Task objective.
Scan the entries below and return each line that contains "USER".

(Page and application data records)
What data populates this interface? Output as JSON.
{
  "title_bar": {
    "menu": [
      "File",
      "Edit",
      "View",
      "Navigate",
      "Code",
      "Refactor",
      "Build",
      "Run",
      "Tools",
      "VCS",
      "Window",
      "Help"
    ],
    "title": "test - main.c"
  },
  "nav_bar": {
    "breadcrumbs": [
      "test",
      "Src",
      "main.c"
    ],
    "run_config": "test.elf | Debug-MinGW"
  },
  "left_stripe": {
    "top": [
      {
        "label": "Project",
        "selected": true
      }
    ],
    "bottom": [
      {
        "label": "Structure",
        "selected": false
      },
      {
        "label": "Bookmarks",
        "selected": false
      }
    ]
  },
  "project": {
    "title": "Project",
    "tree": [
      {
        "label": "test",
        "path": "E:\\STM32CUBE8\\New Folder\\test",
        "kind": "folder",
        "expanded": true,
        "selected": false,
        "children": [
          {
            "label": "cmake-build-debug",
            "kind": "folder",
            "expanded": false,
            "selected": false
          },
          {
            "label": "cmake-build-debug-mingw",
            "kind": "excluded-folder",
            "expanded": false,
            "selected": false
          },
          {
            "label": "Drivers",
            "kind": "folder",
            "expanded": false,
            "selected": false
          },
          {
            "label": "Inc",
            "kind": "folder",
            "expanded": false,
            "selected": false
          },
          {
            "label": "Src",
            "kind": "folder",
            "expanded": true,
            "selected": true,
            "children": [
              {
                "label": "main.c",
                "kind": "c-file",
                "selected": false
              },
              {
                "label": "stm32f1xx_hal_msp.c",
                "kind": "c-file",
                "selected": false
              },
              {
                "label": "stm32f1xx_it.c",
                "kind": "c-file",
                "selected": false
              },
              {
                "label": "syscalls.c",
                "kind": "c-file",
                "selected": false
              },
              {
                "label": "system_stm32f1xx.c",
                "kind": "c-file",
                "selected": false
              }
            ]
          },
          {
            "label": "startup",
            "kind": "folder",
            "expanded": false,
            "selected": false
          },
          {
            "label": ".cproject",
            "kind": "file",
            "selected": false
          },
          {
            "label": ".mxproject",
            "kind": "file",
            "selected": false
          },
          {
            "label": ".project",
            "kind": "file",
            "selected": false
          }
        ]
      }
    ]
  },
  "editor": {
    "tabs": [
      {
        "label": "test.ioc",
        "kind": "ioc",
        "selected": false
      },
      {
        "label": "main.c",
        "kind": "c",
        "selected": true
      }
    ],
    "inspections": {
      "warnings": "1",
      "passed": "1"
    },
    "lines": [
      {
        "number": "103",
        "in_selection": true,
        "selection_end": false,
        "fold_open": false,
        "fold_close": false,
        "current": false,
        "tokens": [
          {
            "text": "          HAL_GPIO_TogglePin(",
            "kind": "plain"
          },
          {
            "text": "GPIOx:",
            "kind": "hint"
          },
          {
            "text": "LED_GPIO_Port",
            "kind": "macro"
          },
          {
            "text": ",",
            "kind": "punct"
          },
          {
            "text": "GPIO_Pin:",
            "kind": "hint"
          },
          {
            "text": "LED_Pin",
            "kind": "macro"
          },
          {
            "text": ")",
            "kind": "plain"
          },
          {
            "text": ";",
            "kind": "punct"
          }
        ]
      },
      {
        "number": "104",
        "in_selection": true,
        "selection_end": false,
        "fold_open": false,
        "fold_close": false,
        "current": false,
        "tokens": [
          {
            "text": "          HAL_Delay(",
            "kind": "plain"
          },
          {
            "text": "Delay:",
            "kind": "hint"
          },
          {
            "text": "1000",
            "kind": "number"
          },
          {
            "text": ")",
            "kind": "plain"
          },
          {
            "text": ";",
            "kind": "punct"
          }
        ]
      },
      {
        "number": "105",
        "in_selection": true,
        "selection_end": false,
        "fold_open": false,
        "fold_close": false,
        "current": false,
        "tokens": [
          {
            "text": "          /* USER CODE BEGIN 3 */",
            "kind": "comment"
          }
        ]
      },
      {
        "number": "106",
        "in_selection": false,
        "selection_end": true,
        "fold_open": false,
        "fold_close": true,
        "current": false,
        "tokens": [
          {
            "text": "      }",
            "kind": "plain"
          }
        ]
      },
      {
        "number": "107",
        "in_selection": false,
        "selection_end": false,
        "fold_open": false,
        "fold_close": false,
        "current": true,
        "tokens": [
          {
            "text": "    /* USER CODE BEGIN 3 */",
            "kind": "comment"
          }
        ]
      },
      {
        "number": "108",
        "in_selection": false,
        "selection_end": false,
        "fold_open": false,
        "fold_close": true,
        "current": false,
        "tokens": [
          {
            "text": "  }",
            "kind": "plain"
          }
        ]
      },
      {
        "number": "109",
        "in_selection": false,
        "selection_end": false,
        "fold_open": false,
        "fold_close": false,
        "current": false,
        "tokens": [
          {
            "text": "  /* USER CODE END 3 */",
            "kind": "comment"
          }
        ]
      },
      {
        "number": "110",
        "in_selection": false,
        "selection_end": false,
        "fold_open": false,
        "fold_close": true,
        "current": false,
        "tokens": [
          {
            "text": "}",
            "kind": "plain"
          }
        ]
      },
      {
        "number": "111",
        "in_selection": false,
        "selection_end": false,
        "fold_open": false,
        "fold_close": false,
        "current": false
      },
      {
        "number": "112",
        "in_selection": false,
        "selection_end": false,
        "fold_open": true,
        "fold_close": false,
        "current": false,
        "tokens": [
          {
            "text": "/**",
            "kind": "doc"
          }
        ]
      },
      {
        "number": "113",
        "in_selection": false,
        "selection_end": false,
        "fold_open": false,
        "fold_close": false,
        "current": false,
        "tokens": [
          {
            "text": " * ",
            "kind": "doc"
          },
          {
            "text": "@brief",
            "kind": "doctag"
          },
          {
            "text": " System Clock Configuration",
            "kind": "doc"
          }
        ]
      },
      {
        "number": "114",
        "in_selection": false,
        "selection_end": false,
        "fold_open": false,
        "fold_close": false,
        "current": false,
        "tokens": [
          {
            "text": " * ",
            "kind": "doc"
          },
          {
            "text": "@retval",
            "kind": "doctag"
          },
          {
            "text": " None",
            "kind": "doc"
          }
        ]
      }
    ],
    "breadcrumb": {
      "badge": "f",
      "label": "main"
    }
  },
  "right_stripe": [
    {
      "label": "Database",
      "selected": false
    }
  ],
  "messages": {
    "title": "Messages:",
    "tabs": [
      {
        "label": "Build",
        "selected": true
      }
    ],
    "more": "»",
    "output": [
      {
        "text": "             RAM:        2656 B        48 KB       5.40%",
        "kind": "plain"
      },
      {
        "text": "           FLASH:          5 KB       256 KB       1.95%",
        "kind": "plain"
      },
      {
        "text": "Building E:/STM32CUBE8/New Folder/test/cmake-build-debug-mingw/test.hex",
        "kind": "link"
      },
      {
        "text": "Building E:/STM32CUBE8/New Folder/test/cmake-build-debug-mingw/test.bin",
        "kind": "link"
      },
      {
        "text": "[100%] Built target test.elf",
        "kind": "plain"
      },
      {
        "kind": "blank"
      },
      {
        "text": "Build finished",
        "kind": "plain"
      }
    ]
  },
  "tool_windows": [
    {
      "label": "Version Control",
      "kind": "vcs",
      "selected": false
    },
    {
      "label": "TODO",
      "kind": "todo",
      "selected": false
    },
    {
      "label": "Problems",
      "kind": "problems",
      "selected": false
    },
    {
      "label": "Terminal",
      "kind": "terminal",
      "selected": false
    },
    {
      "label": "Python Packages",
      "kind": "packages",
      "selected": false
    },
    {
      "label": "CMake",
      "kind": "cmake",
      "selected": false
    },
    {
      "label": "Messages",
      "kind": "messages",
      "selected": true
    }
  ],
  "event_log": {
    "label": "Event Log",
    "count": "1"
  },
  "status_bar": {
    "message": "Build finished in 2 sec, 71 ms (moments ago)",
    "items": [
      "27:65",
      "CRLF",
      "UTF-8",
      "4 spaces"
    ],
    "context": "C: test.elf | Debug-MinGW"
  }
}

Answer for the task.
            "text": "          /* USER CODE BEGIN 3 */",
            "text": "    /* USER CODE BEGIN 3 */",
            "text": "  /* USER CODE END 3 */",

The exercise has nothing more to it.